departures from circularity or surface smoothness.
c2 /4πA ignores any indentations in the surface, so will classify a
rough and smooth circle together.
l/b is useful to isolate fibres in the image.
p/c helps identify agglomerated clumps of particles from iso-
lated particles.

Fractal Dimensions

Measures such as perimeter and surface area are not well–defined


for objects which are rough, because they depend on the resolution of
the measuring technique. Thus, a child walking around a coastline will
measure a larger perimeter than an adult who has a longer foot–span.
The child is able to penetrate nooks and crannies in the perimeter which
the adult cannot. Similarly, the surface area of a catalyst determined
from the amount of atomic gas adsorbed onto the surface, will not be the
same as that measured from the adsorption of large polymer–molecules.
Consider a straight line of unit length. If the line is measured in
steps, each of length ², then the number of steps needed is
1
N= , where D = 1.
²D
Consider now a square with a side of unit length. If its area is
measured by imposing on it, smaller squares, each of side ², then the
number of squared needed is
1
N= , with D = 2.
²D
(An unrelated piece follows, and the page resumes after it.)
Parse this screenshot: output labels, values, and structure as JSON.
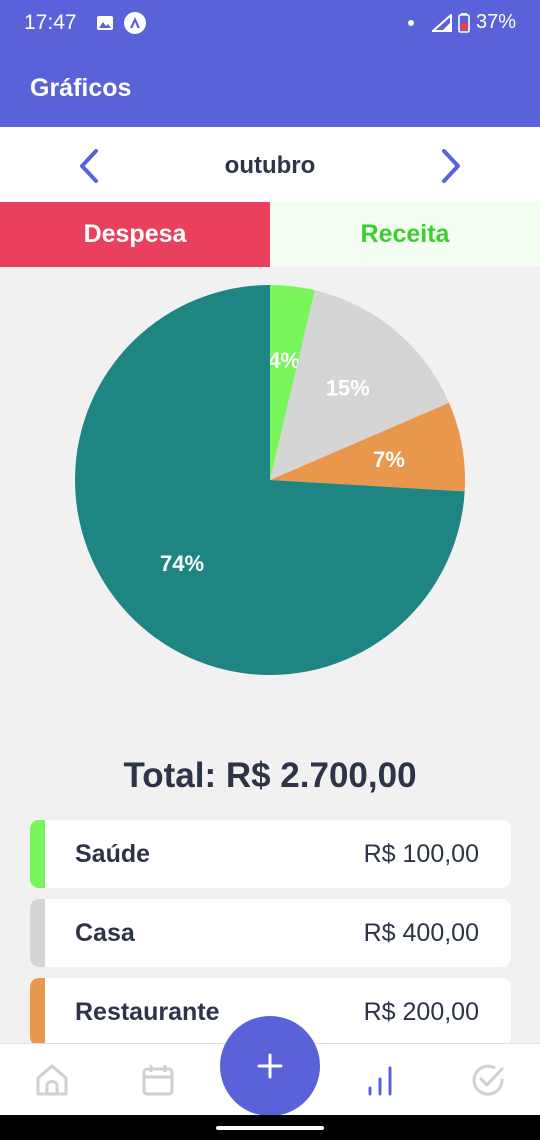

7
It is obvious that the term D represents the dimension of the object
being measured and that the value of D can be derived by plotting
log{N } versus log{1/²}. The dimensions will be integral for smooth
objects, but the concept can be generalised for rough objects where D
is called the fractal dimension with values which are not integers.
Suppose that the perimeter p of the coastline is measured using a
step of length ². It follows that

p0
p=N ײ= D
× ² = p0 ²1−D .
²

A plot of log{p} versus log{²} gives a straight line with slope (1 − D),
where D is the fractal dimension of the coastline, a unique measure of its
ruggedness. In the earlier examples of the straight line and the square,
we began with a unit length and unit side–length respectively. In the
case of the coastline, there is no defined length to begin with since the
length depends on the resolution of the measuring technique. However,
the constant p0 can be regarded as a fractal length but with a dimension
D.
For a recent description of fractals in the context of metallurgy, see
Image–based fractal description of microstructures, J. M. Li, Li Lü, M.
O. Lai and B. Ralph, Kluwer Academic Publishers, 2003.